The payoff: “This stretch helps you get that range of motion you need in real life,” says Zackowski. “For example, when you’re driving, it’s important that you’re able to do these movements.”
The Stretch: Knee to Chest
How to: This stretch targets several areas at once that are prone to tightness for people with MS, including your back. It’s a good one to do first thing when you wake up (even from your bed). “When you’re sleeping, you’re fully extended—and that’s when your back might hurt,” Zackwowski says. “When you hug your knees to your chest, it helps bend everything that was extended for so long.” You can bring both knees up at once or alternate one leg at a time—whatever feels better to you. It may even feel good to roll slightly from side to side while holding this stretch.
The payoff: “Some people feel more stable when they stand up, and their balance isn’t quite as off after they do this stretch,” she says.
The Stretch: Bridge
How to: The classic bridge pose incorporates the trunk and legs. Lying on your back with your knees bent, and your arms flat at your sides, lift your hips upward slowly, then lower them. Repeat 2-3 times. “As you lift your hips, go as far as what’s comfortable, and look straight up at the ceiling so you’re not putting undue strain on your neck,” Zackowski says.
The payoff: “The benefit of this stretch is it’s incorporating your glutes and your abdominals,” she says. “Your butt and stomach work together to lift your body, and that warms your hips up for movement.”
The Stretch: Shoulder Flexion
How to: “Sitting on the edge of your bed, if you’re stable, reach your arms up to the ceiling and hold them there for 20 to 40 seconds,” Zackowski says. If that feels too easy, you can also reach with one arm at a time. Either way, always stretch both side of your body. “Even if one side feels like your good side, stretching both sides equally reminds you of what a movement feels like on a side that’s less effected, while giving you a measure of how far off you are on the more effected side,” she notes.
The payoff: Spasms and tension are common in the shoulder area (even if you don’t have MS!). These moves can lessen the pain.
The Stretch: Wrist Flexion and Extension
How to: This is one of the most helpful stretches if you want to improve hand function. Known as an “active assist stretch,” use your opposite hand or thumb to apply gentle pressure to pull your hand into the stretch position. “Your opposite hand gives you a little bit of extra pressure to really encourage the stretch,” says Zackwoski. Use light pressure and be gentle; then pull the hand in the opposite direction for a flexion stretch.
The payoff: The muscles that allow you to flex your fingers are actually in your forearm. By stretching your wrist, you activate those muscles for better control of your fingers.
The Stretch: Spinal Twist
How to: Here’s another one you can do in bed if you want, or on the floor for a deeper stretch since it’s a firmer surface, says Zackowski. Start prone on your back. Bend knees slightly and place feet flat on the floor. If you’re starting with your right side, put your left hand on your bent right knee and slowly lower your knee to the left side of your body. “Try to lie flat on your back and extend your right arm out like a wing so your hips twist,” she says. Repeat on opposite side.

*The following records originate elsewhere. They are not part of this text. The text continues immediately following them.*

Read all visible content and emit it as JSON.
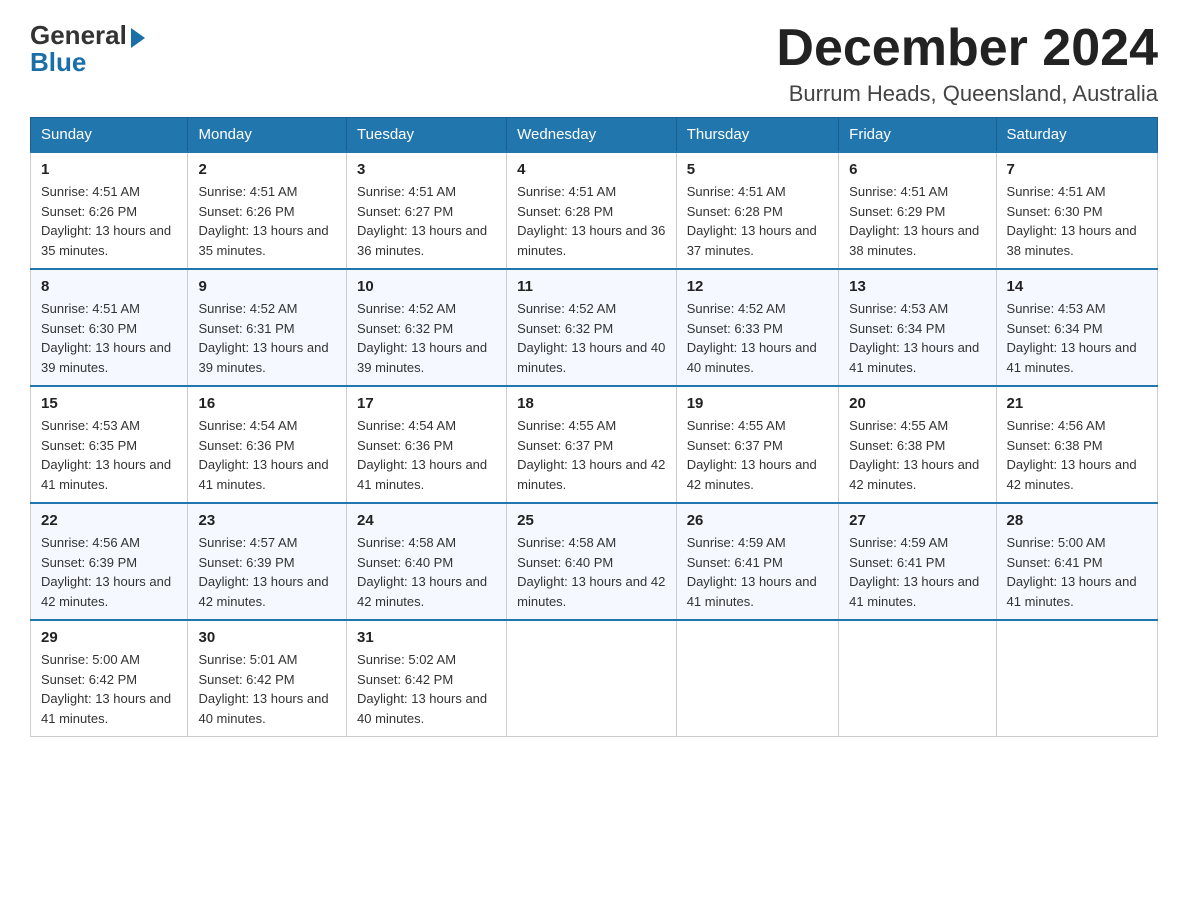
{
  "logo": {
    "general": "General",
    "blue": "Blue"
  },
  "title": "December 2024",
  "subtitle": "Burrum Heads, Queensland, Australia",
  "weekdays": [
    "Sunday",
    "Monday",
    "Tuesday",
    "Wednesday",
    "Thursday",
    "Friday",
    "Saturday"
  ],
  "weeks": [
    [
      {
        "day": "1",
        "sunrise": "Sunrise: 4:51 AM",
        "sunset": "Sunset: 6:26 PM",
        "daylight": "Daylight: 13 hours and 35 minutes."
      },
      {
        "day": "2",
        "sunrise": "Sunrise: 4:51 AM",
        "sunset": "Sunset: 6:26 PM",
        "daylight": "Daylight: 13 hours and 35 minutes."
      },
      {
        "day": "3",
        "sunrise": "Sunrise: 4:51 AM",
        "sunset": "Sunset: 6:27 PM",
        "daylight": "Daylight: 13 hours and 36 minutes."
      },
      {
        "day": "4",
        "sunrise": "Sunrise: 4:51 AM",
        "sunset": "Sunset: 6:28 PM",
        "daylight": "Daylight: 13 hours and 36 minutes."
      },
      {
        "day": "5",
        "sunrise": "Sunrise: 4:51 AM",
        "sunset": "Sunset: 6:28 PM",
        "daylight": "Daylight: 13 hours and 37 minutes."
      },
      {
        "day": "6",
        "sunrise": "Sunrise: 4:51 AM",
        "sunset": "Sunset: 6:29 PM",
        "daylight": "Daylight: 13 hours and 38 minutes."
      },
      {
        "day": "7",
        "sunrise": "Sunrise: 4:51 AM",
        "sunset": "Sunset: 6:30 PM",
        "daylight": "Daylight: 13 hours and 38 minutes."
      }
    ],
    [
      {
        "day": "8",
        "sunrise": "Sunrise: 4:51 AM",
        "sunset": "Sunset: 6:30 PM",
        "daylight": "Daylight: 13 hours and 39 minutes."
      },
      {
        "day": "9",
        "sunrise": "Sunrise: 4:52 AM",
        "sunset": "Sunset: 6:31 PM",
        "daylight": "Daylight: 13 hours and 39 minutes."
      },
      {
        "day": "10",
        "sunrise": "Sunrise: 4:52 AM",
        "sunset": "Sunset: 6:32 PM",
        "daylight": "Daylight: 13 hours and 39 minutes."
      },
      {
        "day": "11",
        "sunrise": "Sunrise: 4:52 AM",
        "sunset": "Sunset: 6:32 PM",
        "daylight": "Daylight: 13 hours and 40 minutes."
      },
      {
        "day": "12",
        "sunrise": "Sunrise: 4:52 AM",
        "sunset": "Sunset: 6:33 PM",
        "daylight": "Daylight: 13 hours and 40 minutes."
      },
      {
        "day": "13",
        "sunrise": "Sunrise: 4:53 AM",
        "sunset": "Sunset: 6:34 PM",
        "daylight": "Daylight: 13 hours and 41 minutes."
      },
      {
        "day": "14",
        "sunrise": "Sunrise: 4:53 AM",
        "sunset": "Sunset: 6:34 PM",
        "daylight": "Daylight: 13 hours and 41 minutes."
      }
    ],
    [
      {
        "day": "15",
        "sunrise": "Sunrise: 4:53 AM",
        "sunset": "Sunset: 6:35 PM",
        "daylight": "Daylight: 13 hours and 41 minutes."
      },
      {
        "day": "16",
        "sunrise": "Sunrise: 4:54 AM",
        "sunset": "Sunset: 6:36 PM",
        "daylight": "Daylight: 13 hours and 41 minutes."
      },
      {
        "day": "17",
        "sunrise": "Sunrise: 4:54 AM",
        "sunset": "Sunset: 6:36 PM",
        "daylight": "Daylight: 13 hours and 41 minutes."
      },
      {
        "day": "18",
        "sunrise": "Sunrise: 4:55 AM",
        "sunset": "Sunset: 6:37 PM",
        "daylight": "Daylight: 13 hours and 42 minutes."
      },
      {
        "day": "19",
        "sunrise": "Sunrise: 4:55 AM",
        "sunset": "Sunset: 6:37 PM",
        "daylight": "Daylight: 13 hours and 42 minutes."
      },
      {
        "day": "20",
        "sunrise": "Sunrise: 4:55 AM",
        "sunset": "Sunset: 6:38 PM",
        "daylight": "Daylight: 13 hours and 42 minutes."
      },
      {
        "day": "21",
        "sunrise": "Sunrise: 4:56 AM",
        "sunset": "Sunset: 6:38 PM",
        "daylight": "Daylight: 13 hours and 42 minutes."
      }
    ],
    [
      {
        "day": "22",
        "sunrise": "Sunrise: 4:56 AM",
        "sunset": "Sunset: 6:39 PM",
        "daylight": "Daylight: 13 hours and 42 minutes."
      },
      {
        "day": "23",
        "sunrise": "Sunrise: 4:57 AM",
        "sunset": "Sunset: 6:39 PM",
        "daylight": "Daylight: 13 hours and 42 minutes."
      },
      {
        "day": "24",
        "sunrise": "Sunrise: 4:58 AM",
        "sunset": "Sunset: 6:40 PM",
        "daylight": "Daylight: 13 hours and 42 minutes."
      },
      {
        "day": "25",
        "sunrise": "Sunrise: 4:58 AM",
        "sunset": "Sunset: 6:40 PM",
        "daylight": "Daylight: 13 hours and 42 minutes."
      },
      {
        "day": "26",
        "sunrise": "Sunrise: 4:59 AM",
        "sunset": "Sunset: 6:41 PM",
        "daylight": "Daylight: 13 hours and 41 minutes."
      },
      {
        "day": "27",
        "sunrise": "Sunrise: 4:59 AM",
        "sunset": "Sunset: 6:41 PM",
        "daylight": "Daylight: 13 hours and 41 minutes."
      },
      {
        "day": "28",
        "sunrise": "Sunrise: 5:00 AM",
        "sunset": "Sunset: 6:41 PM",
        "daylight": "Daylight: 13 hours and 41 minutes."
      }
    ],
    [
      {
        "day": "29",
        "sunrise": "Sunrise: 5:00 AM",
        "sunset": "Sunset: 6:42 PM",
        "daylight": "Daylight: 13 hours and 41 minutes."
      },
      {
        "day": "30",
        "sunrise": "Sunrise: 5:01 AM",
        "sunset": "Sunset: 6:42 PM",
        "daylight": "Daylight: 13 hours and 40 minutes."
      },
      {
        "day": "31",
        "sunrise": "Sunrise: 5:02 AM",
        "sunset": "Sunset: 6:42 PM",
        "daylight": "Daylight: 13 hours and 40 minutes."
      },
      null,
      null,
      null,
      null
    ]
  ]
}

The payoff: “This move helps you not lose mobility in your spine,” says Zackwoski.
It can take a while to get into the habit of stretching for MS, but once you do, you’ll likely see a real difference over time. A good way to establish a stretching routine is to make it the first thing you do when you wake up (did you notice how a lot of these stretches can be done from the comfort of your bed?). “I think everybody should be stretching every morning, at least for a minute or two,” says Zackwoski. “You’ll see an improvement.”